= PROMPT =
Show all lines from the material that carry the word "Nubes".

= DATA =
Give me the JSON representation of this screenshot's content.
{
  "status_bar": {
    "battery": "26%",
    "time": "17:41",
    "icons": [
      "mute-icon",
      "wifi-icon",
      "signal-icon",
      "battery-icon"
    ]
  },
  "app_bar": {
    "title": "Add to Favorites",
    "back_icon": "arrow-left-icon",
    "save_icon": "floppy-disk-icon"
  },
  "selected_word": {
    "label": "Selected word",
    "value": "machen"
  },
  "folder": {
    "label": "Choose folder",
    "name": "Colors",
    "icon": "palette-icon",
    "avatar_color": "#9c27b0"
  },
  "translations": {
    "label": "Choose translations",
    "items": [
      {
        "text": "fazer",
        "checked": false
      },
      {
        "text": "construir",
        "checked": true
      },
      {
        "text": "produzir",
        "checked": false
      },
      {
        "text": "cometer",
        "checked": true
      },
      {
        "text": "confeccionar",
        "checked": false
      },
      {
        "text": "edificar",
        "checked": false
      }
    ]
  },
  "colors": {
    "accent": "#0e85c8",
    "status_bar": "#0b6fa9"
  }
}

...

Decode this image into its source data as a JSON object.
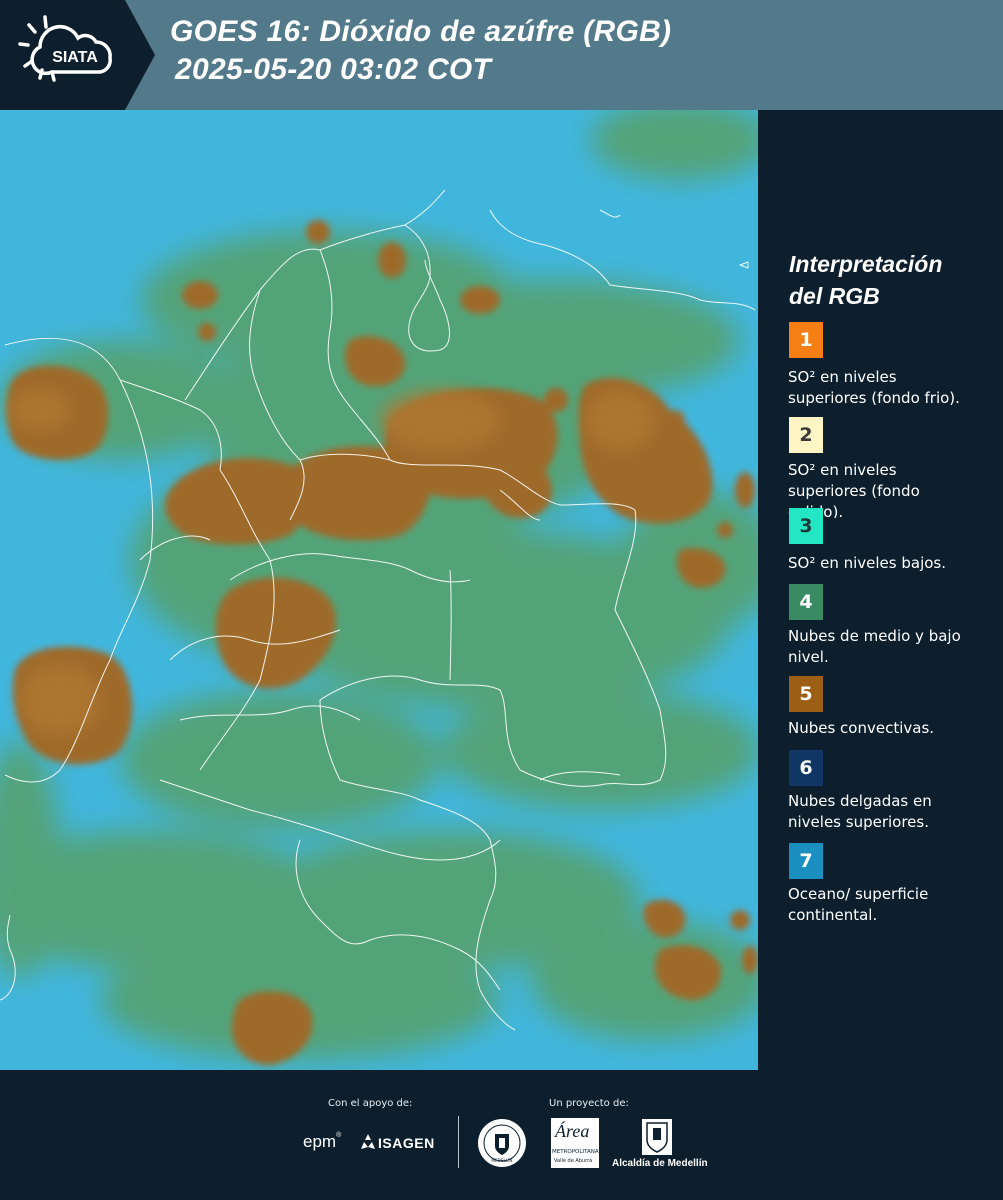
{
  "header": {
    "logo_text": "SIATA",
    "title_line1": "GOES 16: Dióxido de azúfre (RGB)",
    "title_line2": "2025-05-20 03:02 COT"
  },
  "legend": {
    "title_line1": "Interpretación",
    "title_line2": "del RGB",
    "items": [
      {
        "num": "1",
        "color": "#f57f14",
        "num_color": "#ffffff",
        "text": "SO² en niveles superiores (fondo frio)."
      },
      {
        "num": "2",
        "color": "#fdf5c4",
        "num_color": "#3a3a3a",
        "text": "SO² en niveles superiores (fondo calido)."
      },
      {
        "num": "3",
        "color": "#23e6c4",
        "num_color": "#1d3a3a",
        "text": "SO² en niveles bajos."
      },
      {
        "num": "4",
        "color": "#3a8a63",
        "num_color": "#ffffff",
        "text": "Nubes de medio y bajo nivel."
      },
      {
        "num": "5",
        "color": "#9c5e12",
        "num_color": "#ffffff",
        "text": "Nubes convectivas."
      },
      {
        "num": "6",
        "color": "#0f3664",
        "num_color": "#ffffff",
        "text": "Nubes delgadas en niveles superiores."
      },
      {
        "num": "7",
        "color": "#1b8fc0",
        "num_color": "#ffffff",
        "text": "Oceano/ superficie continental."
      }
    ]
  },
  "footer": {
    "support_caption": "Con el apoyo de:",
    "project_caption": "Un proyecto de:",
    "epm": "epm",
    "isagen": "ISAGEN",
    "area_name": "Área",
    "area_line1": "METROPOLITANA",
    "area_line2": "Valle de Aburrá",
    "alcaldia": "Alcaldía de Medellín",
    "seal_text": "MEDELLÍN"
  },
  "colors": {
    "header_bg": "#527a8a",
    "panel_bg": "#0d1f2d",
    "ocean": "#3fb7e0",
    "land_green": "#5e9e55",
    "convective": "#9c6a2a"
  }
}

= EXPECTED OUTPUT =
        "text": "Nubes de medio y bajo nivel."
        "text": "Nubes convectivas."
        "text": "Nubes delgadas en niveles superiores."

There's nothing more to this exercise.